News release from Cumberland County officials
January 12, 2016 (Crossville, Tenn.) — Cumberland County (TN) officials announced today that Apex Clean Energy, an independent renewable energy company based in Charlottesville, Virginia, is planning to locate a new wind farm on private land in the county, ten miles east of Crossville.
The Crab Orchard project represents an investment upwards of $100 million into Cumberland County and is expected to produce up to 71MW of power with 20 to 23 turbines. The project is expected to begin operations in 2017.

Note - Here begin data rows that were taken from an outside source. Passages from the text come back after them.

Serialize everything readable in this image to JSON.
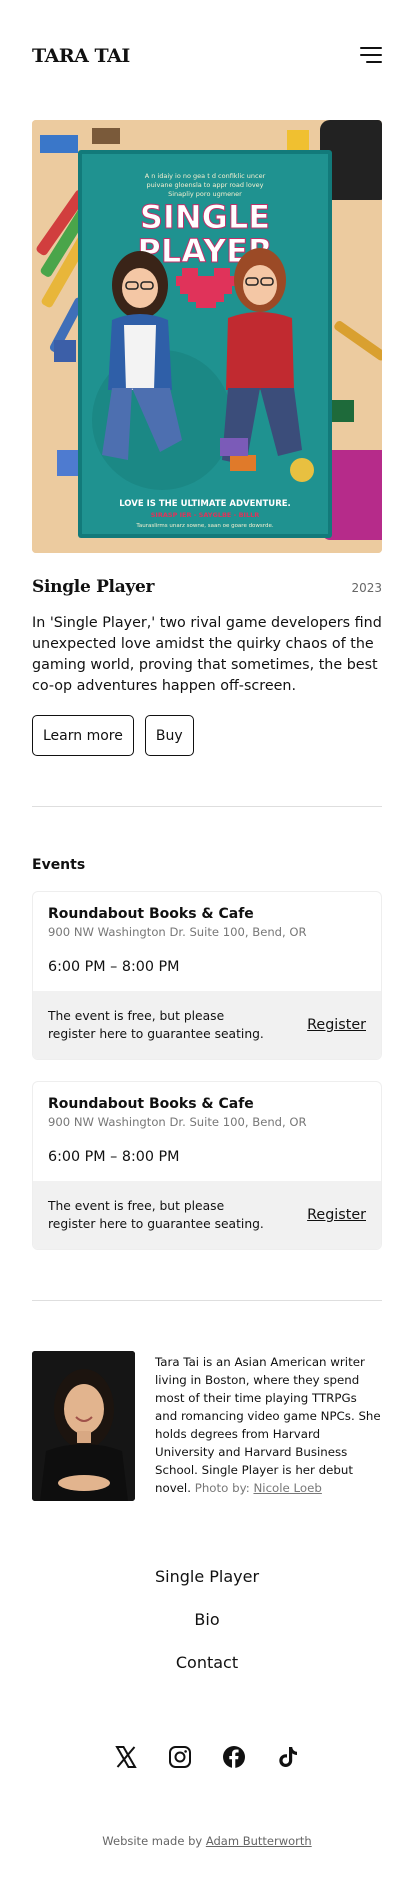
{
  "header": {
    "brand": "TARA TAI",
    "menu_icon": "hamburger-menu-icon"
  },
  "book": {
    "cover_title": "SINGLE PLAYER",
    "cover_tagline": "LOVE IS THE ULTIMATE ADVENTURE.",
    "title": "Single Player",
    "year": "2023",
    "description": "In 'Single Player,' two rival game developers find unexpected love amidst the quirky chaos of the gaming world, proving that sometimes, the best co-op adventures happen off-screen.",
    "learn_more_label": "Learn more",
    "buy_label": "Buy"
  },
  "events": {
    "title": "Events",
    "items": [
      {
        "venue": "Roundabout Books & Cafe",
        "address": "900 NW Washington Dr. Suite 100, Bend, OR",
        "time": "6:00 PM – 8:00 PM",
        "note": "The event is free, but please register here to guarantee seating.",
        "register_label": "Register"
      },
      {
        "venue": "Roundabout Books & Cafe",
        "address": "900 NW Washington Dr. Suite 100, Bend, OR",
        "time": "6:00 PM – 8:00 PM",
        "note": "The event is free, but please register here to guarantee seating.",
        "register_label": "Register"
      }
    ]
  },
  "bio": {
    "text": "Tara Tai is an Asian American writer living in Boston, where they spend most of their time playing TTRPGs and romancing video game NPCs. She holds degrees from Harvard University and Harvard Business School. Single Player is her debut novel.",
    "photo_credit_prefix": "Photo by:",
    "photo_credit_name": "Nicole Loeb"
  },
  "footer_nav": [
    "Single Player",
    "Bio",
    "Contact"
  ],
  "socials": [
    "x-icon",
    "instagram-icon",
    "facebook-icon",
    "tiktok-icon"
  ],
  "made_by": {
    "prefix": "Website made by",
    "name": "Adam Butterworth"
  },
  "colors": {
    "text": "#111111",
    "muted": "#777777",
    "divider": "#dedede",
    "event_footer_bg": "#f1f1f1",
    "cover_teal": "#1f8a86",
    "cover_pink": "#e0335a"
  }
}
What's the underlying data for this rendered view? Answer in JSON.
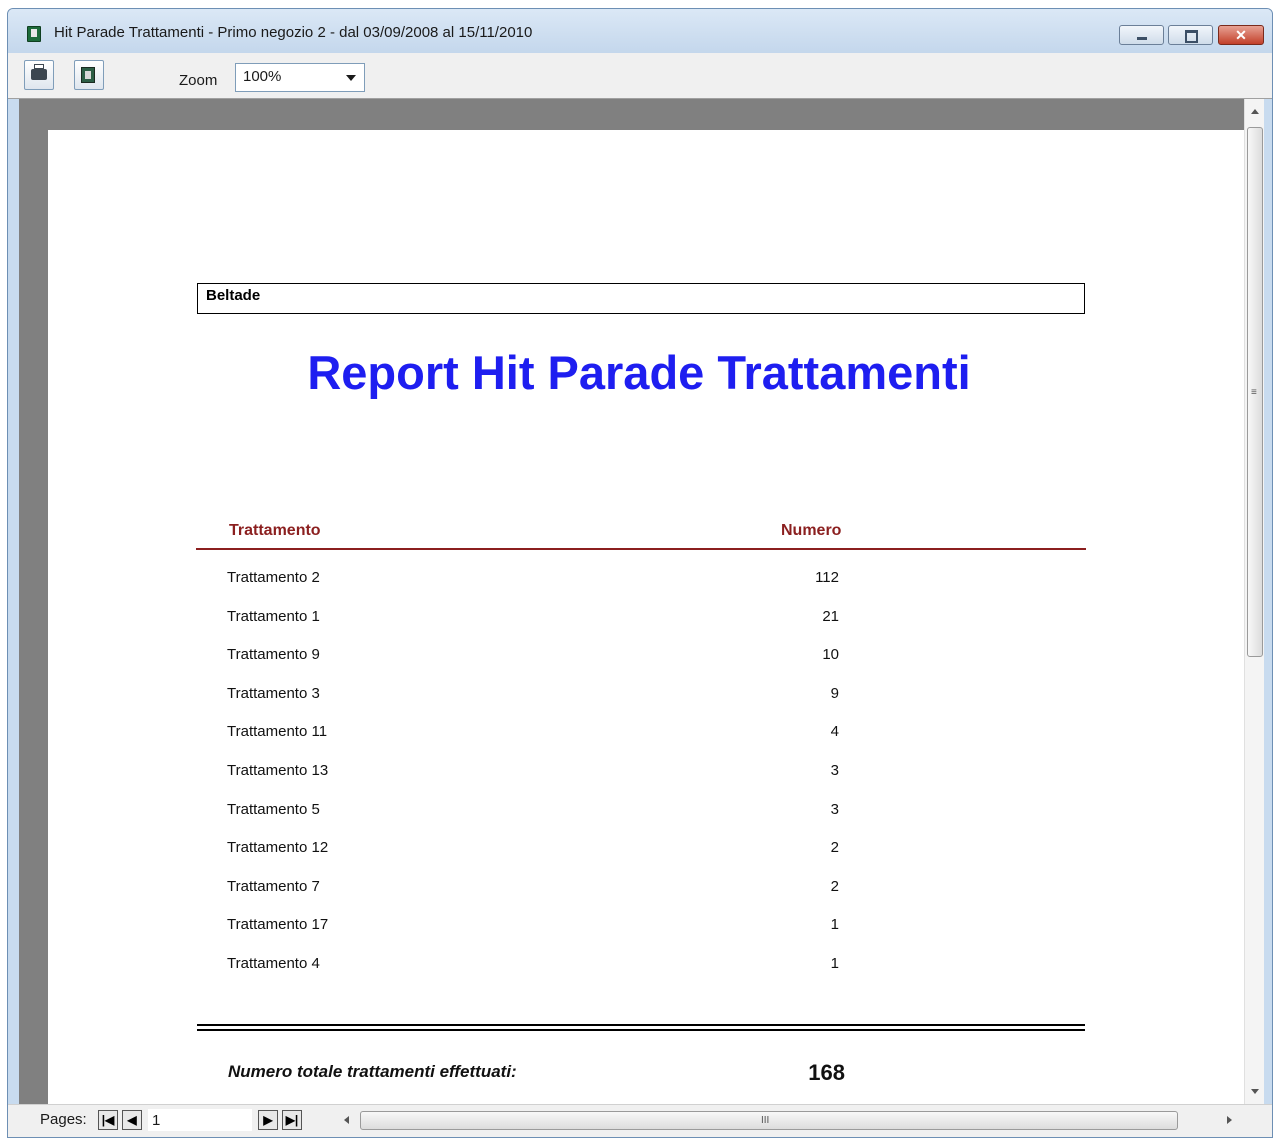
{
  "window": {
    "title": "Hit Parade Trattamenti - Primo negozio 2 - dal 03/09/2008 al 15/11/2010",
    "close_glyph": "✕"
  },
  "toolbar": {
    "print_icon": "printer-icon",
    "export_icon": "export-icon",
    "zoom_label": "Zoom",
    "zoom_value": "100%"
  },
  "report": {
    "company": "Beltade",
    "title": "Report Hit Parade Trattamenti",
    "columns": [
      "Trattamento",
      "Numero"
    ],
    "rows": [
      {
        "name": "Trattamento 2",
        "count": "112"
      },
      {
        "name": "Trattamento 1",
        "count": "21"
      },
      {
        "name": "Trattamento 9",
        "count": "10"
      },
      {
        "name": "Trattamento 3",
        "count": "9"
      },
      {
        "name": "Trattamento 11",
        "count": "4"
      },
      {
        "name": "Trattamento 13",
        "count": "3"
      },
      {
        "name": "Trattamento 5",
        "count": "3"
      },
      {
        "name": "Trattamento 12",
        "count": "2"
      },
      {
        "name": "Trattamento 7",
        "count": "2"
      },
      {
        "name": "Trattamento 17",
        "count": "1"
      },
      {
        "name": "Trattamento 4",
        "count": "1"
      }
    ],
    "total_label": "Numero totale trattamenti effettuati:",
    "total_value": "168"
  },
  "statusbar": {
    "pages_label": "Pages:",
    "current_page": "1",
    "nav_first": "|◀",
    "nav_prev": "◀",
    "nav_next": "▶",
    "nav_last": "▶|",
    "scroll_grip": "III"
  },
  "colors": {
    "title": "#1e1ef0",
    "column_header": "#8b1f1f",
    "preview_background": "#808080"
  }
}
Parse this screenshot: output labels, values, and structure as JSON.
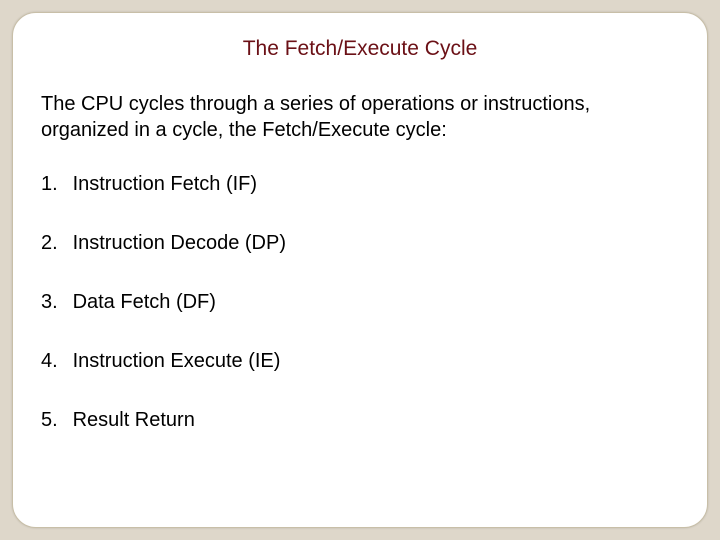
{
  "title": "The Fetch/Execute Cycle",
  "intro": "The CPU cycles through a series of operations or instructions, organized in a cycle, the Fetch/Execute cycle:",
  "steps": [
    {
      "n": "1.",
      "t": "Instruction Fetch (IF)"
    },
    {
      "n": "2.",
      "t": "Instruction Decode (DP)"
    },
    {
      "n": "3.",
      "t": "Data Fetch (DF)"
    },
    {
      "n": "4.",
      "t": "Instruction Execute (IE)"
    },
    {
      "n": "5.",
      "t": "Result Return"
    }
  ]
}
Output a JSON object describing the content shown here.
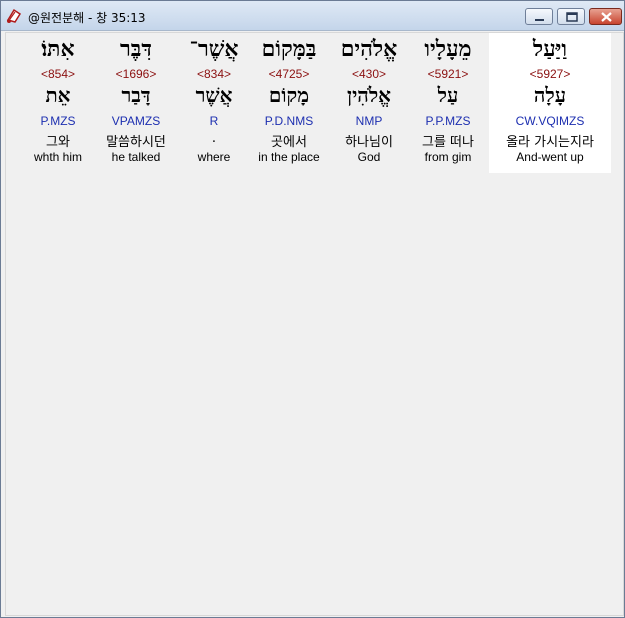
{
  "window": {
    "title": "@원전분해 - 창 35:13",
    "icon": "app-bible-icon",
    "controls": {
      "minimize": "minimize-icon",
      "maximize": "maximize-icon",
      "close": "close-icon"
    }
  },
  "words": [
    {
      "hebrew": "וַיַּעַל",
      "strong": "<5927>",
      "lemma": "עָלָה",
      "morph": "CW.VQIMZS",
      "korean": "올라 가시는지라",
      "english": "And-went up",
      "selected": true
    },
    {
      "hebrew": "מֵעָלָיו",
      "strong": "<5921>",
      "lemma": "עַל",
      "morph": "P.P.MZS",
      "korean": "그를 떠나",
      "english": "from gim",
      "selected": false
    },
    {
      "hebrew": "אֱלֹהִים",
      "strong": "<430>",
      "lemma": "אֱלֹהִין",
      "morph": "NMP",
      "korean": "하나님이",
      "english": "God",
      "selected": false
    },
    {
      "hebrew": "בַּמָּקוֹם",
      "strong": "<4725>",
      "lemma": "מָקוֹם",
      "morph": "P.D.NMS",
      "korean": "곳에서",
      "english": "in the place",
      "selected": false
    },
    {
      "hebrew": "אֲשֶׁר־",
      "strong": "<834>",
      "lemma": "אֲשֶׁר",
      "morph": "R",
      "korean": ".",
      "english": "where",
      "selected": false
    },
    {
      "hebrew": "דִּבֶּר",
      "strong": "<1696>",
      "lemma": "דָּבַר",
      "morph": "VPAMZS",
      "korean": "말씀하시던",
      "english": "he talked",
      "selected": false
    },
    {
      "hebrew": "אִתּוֹ׃",
      "strong": "<854>",
      "lemma": "אֵת",
      "morph": "P.MZS",
      "korean": "그와",
      "english": "whth him",
      "selected": false
    }
  ],
  "colors": {
    "strong": "#8b1010",
    "morph": "#1d2fb0",
    "selected_bg": "#ffffff",
    "panel_bg": "#f0f0f0"
  }
}
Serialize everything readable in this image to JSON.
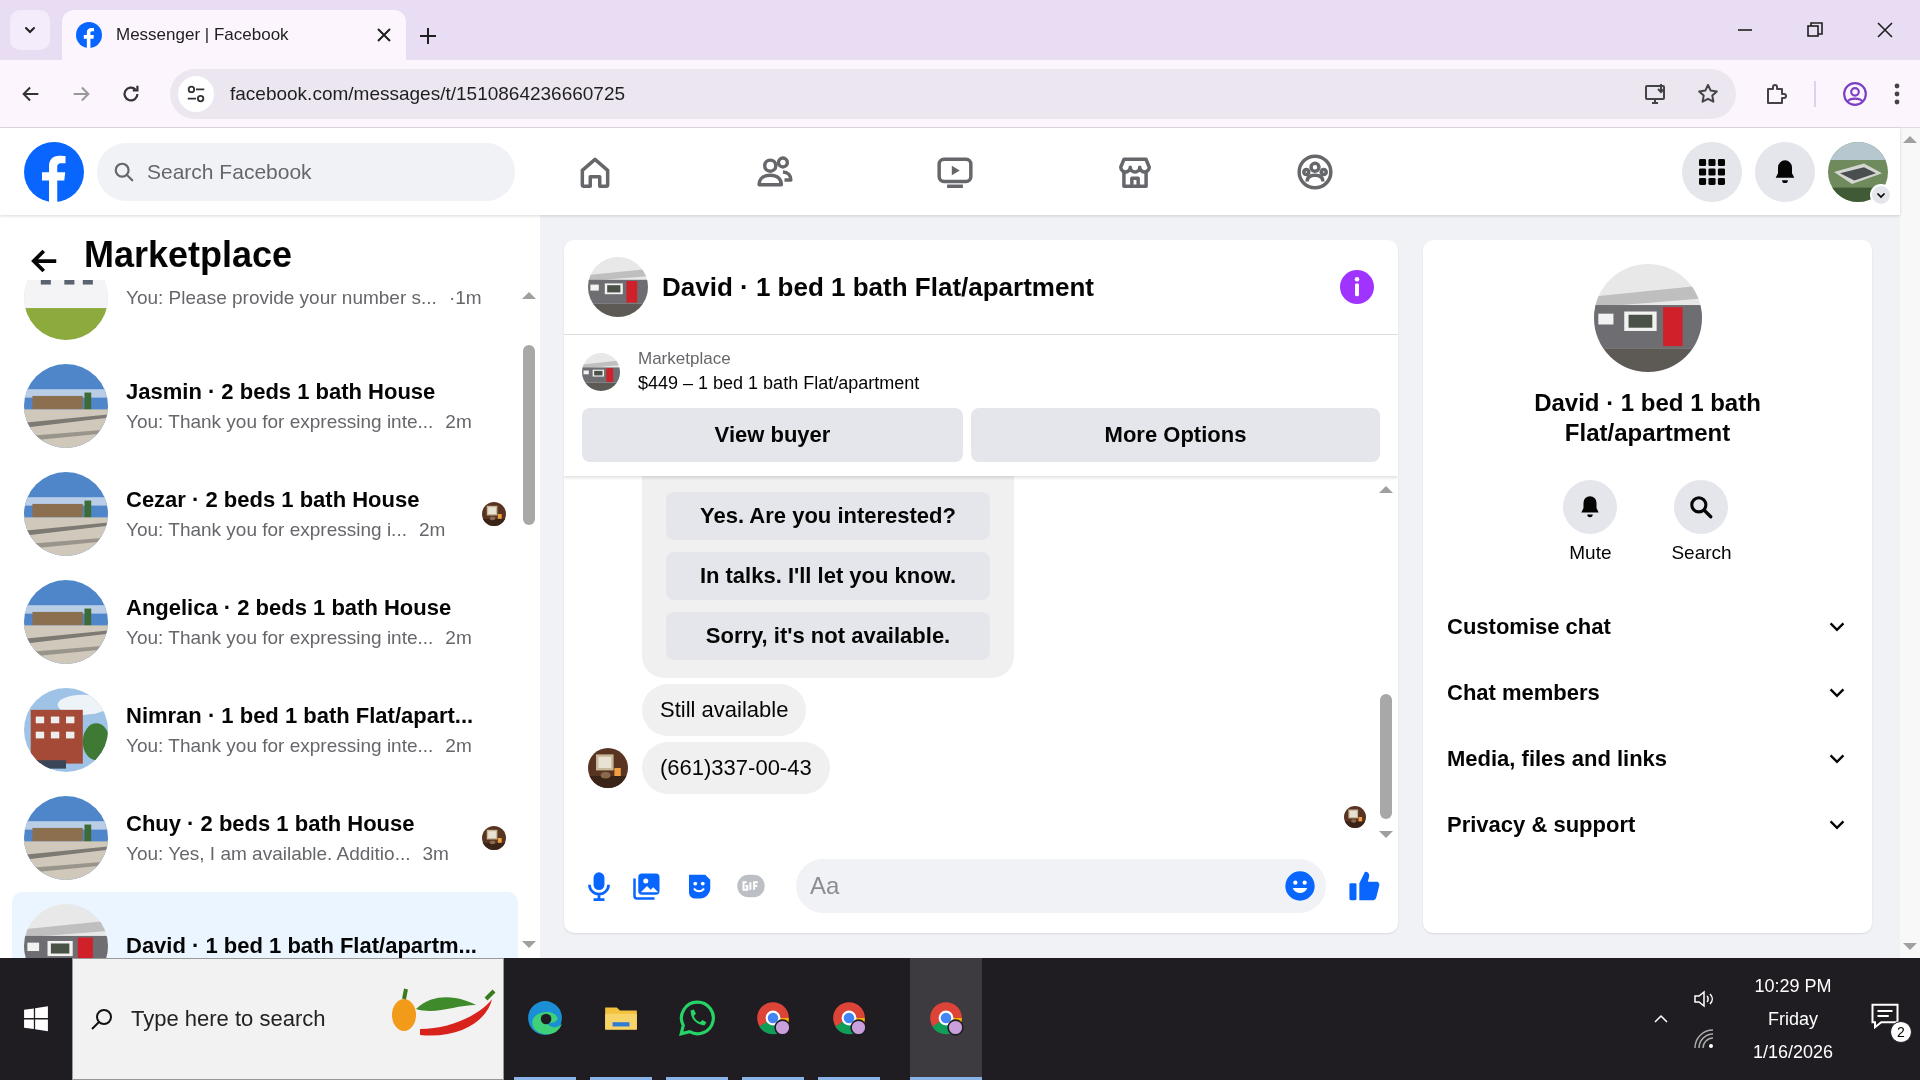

“This is very exciting news for Cumberland County — for our residents, businesses and visitors, alike,” said Brad Allamong, president of the Crossville/Chamber of Commerce. “We’re thrilled that so many business and government leaders across this county came together to collaborate on this common vision. It’s such positive news for our region.”
Mr. Allamong will join Apex Clean Energy officials, Cumberland County Mayor Kenneth Carey, Jr., Crossville Mayor James Mayberry and business leaders from across Cumberland County for an announcement this Tuesday, January 12 at 1:00 pm. The announcement will occur at the Crossville/Cumberland County Visitors’ Center: Gateway to the Big South Fork, located at 176 River Otter Drive, Crossville, TN 38571.
The announcement marks the first of many developmental and business-related projects anticipated in 2016 across Cumberland County, led by members of the Crossville/Cumberland County Chamber of Commerce and officials from the City of Crossville and Cumberland County. Many will be on hand.
“I’m very inspired by what’s on the horizon,” said Cumberland County Mayor Kenneth Carey, Jr. “This is exactly the type of thing that happens when communities work together.”
The project boundary will encompass around 1,800 acres, with roughly 50 acres to be taken up by the project itself. When built, the Cumberland County project will have a capacity of up to 71 MW, enough power for about 20,000 homes every year. Average electricity consumption for a U.S. residential utility customer in 2014 was nearly 11,000 kilowatt hours (kWh), an average of 917 kWh per month. A kilowatt is equal to one thousand watts. Large residential or commercial buildings may use several megawatts — a million watts — per month.
Construction will create about 50 local jobs during construction, and approximately five full-time local jobs for operations and maintenance. The project also brings 25 years of annual revenue for county, local landowners and local schools.
The Cumberland County wind project will be just the second in Tennessee, and the largest. It nearly triples the energy output of Buffalo Mountain Windfarm, built in 2000 by the Tennessee Valley Authority (TVA) about 30 miles northwest of Knoxville.
“Our goal in developing the wind project in Cumberland County is to create a clean, renewable, and homegrown source of energy that can supply power to Tennessee,” said Mark Goodwin, President of Apex Clean Energy. “We believe renewable energy projects like this will move our country toward energy independence by harnessing the energy that flows through our own backyards.”
Apex brought four wind projects online in 2015: Hoopeston Wind in Illinois; Kay Wind and Balko Wind, both in Oklahoma; and Cameron Wind in Texas. At least two more of its Oklahoma projects, Grant Wind and Kingfisher Wind, are expected to begin operations in 2016.